And so the reason Pope Francis’ words had such a tremendous impact on me, and the reason they popped into my mind as soon as I woke up each morning for at least a month AFTER Holy Thursday was because throughout Lent of this year I was recognizing that it was time to move out of the cocoon of my early priesthood.  Throughout Lent I had come to realize that I had an identity as a priest, I was finally getting comfortable in my role; Lent was a slow recognition that it was time to not just “have the game take a lot of skin from me” but to instead look for exactly what the Pope was preaching about – namely the need to LOOK for ways to put skin into the game.

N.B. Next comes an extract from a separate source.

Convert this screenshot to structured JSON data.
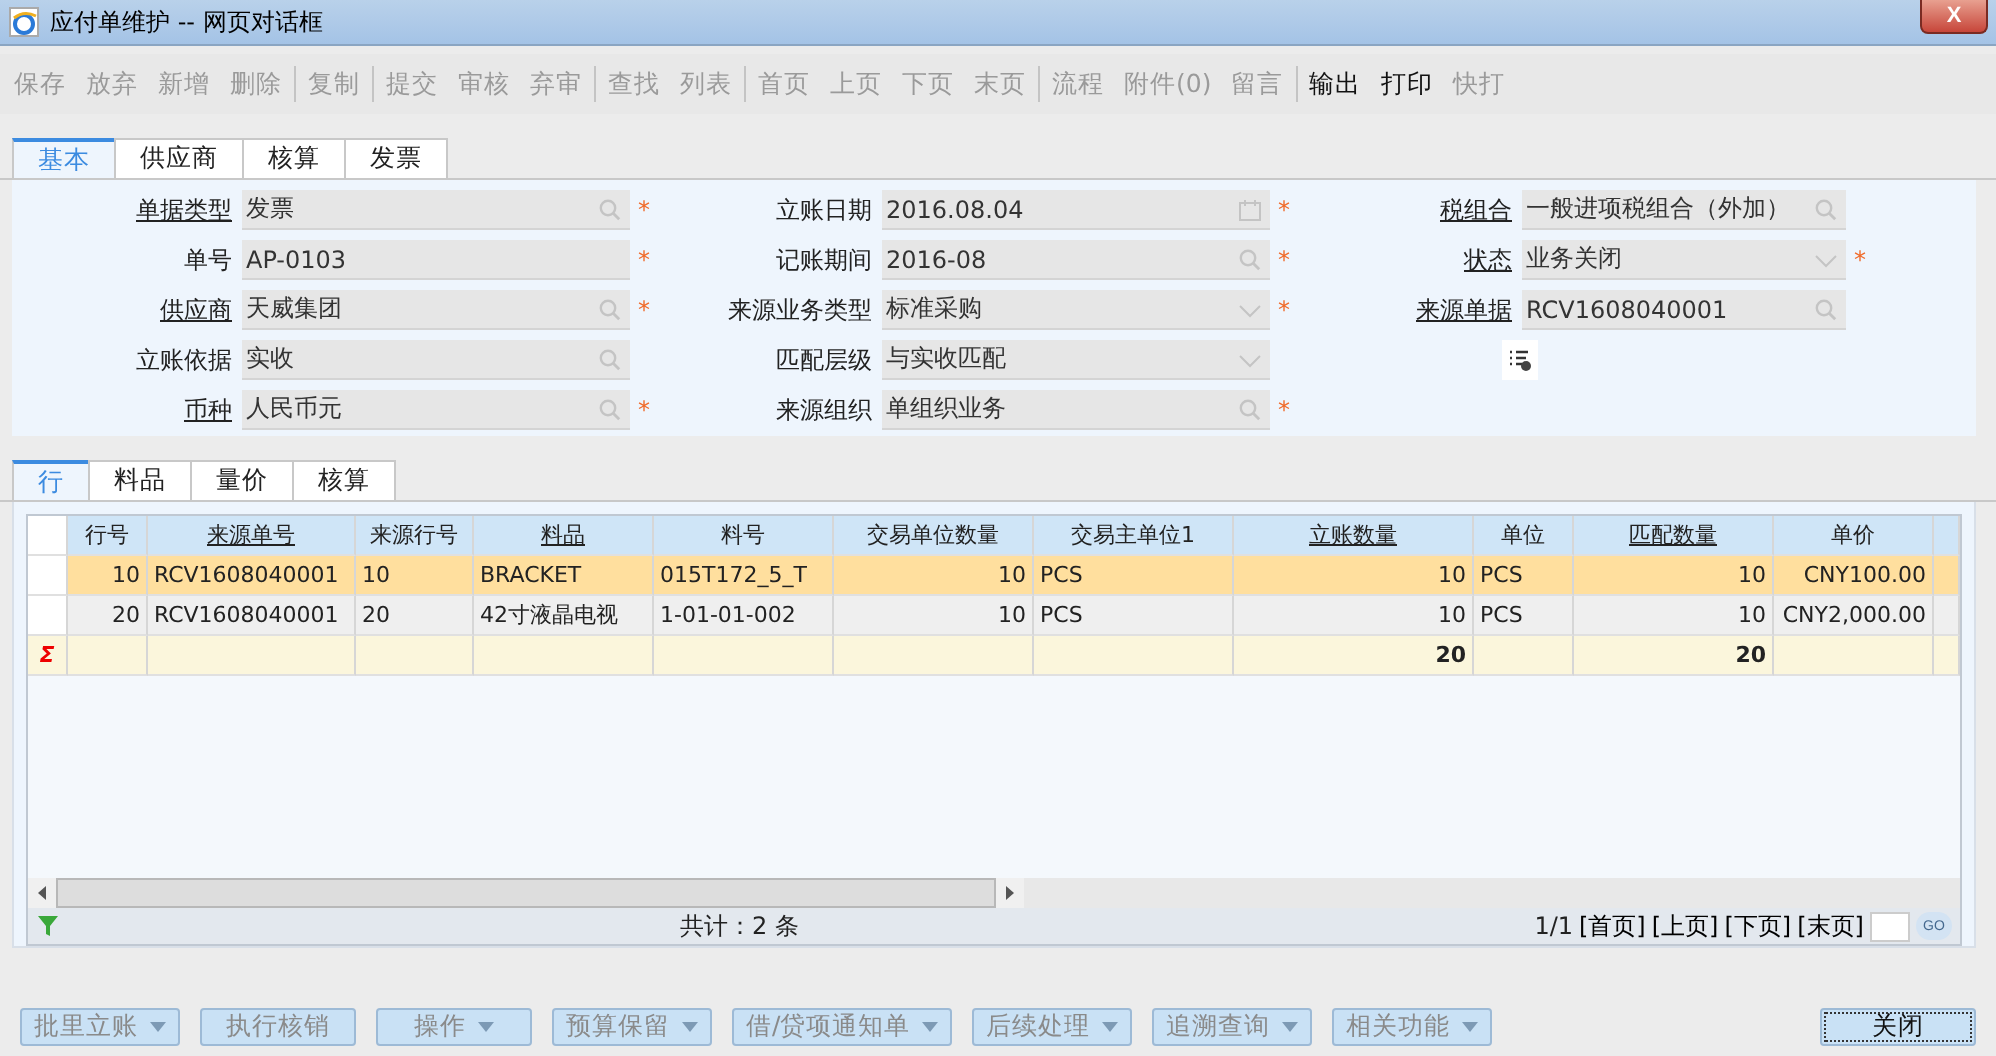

In one year as an administrator I’ve realized it is easy to limit one’s view of the priesthood to the skin that is taken from us from the outside, to simply react to things that come down the pike, and that to go looking for ways to put skin in the game takes effort, vulnerability, and the breaking of comfortable routines, even if those routines are busy and hectic.

M Night Shymalan’s movie Unbreakable had a pivotal role in my calling to the priesthood.  When the main character in the film realizes he has been given the power to help people, he asks his mentor “What do I do now?”  His mentor responds: “go to where people are…you won’t have to wait very long.”  Isn’t that what Pope Francis is telling us?  Go to the margins…and empower your people to go to the margins as well?

I think what Pope Francis was saying is that we can’t be priests who simply define our priesthood by the skin that the game takes from us, that we can’t be grains of wheat that remain on the stalk congratulating ourselves on the buffets and difficulties offered by the wind and the rain.  Rather, I hear the Holy Father saying we must be people who look for ways to put our own skin in the game, voluntarily, so that we might be the grain that falls to the ground and dies and bears much fruit.

I am excited, and again scared, by the prospect of stepping out and asking God to show me when and how and where to put my own skin on the line, intentionally, as His Son did.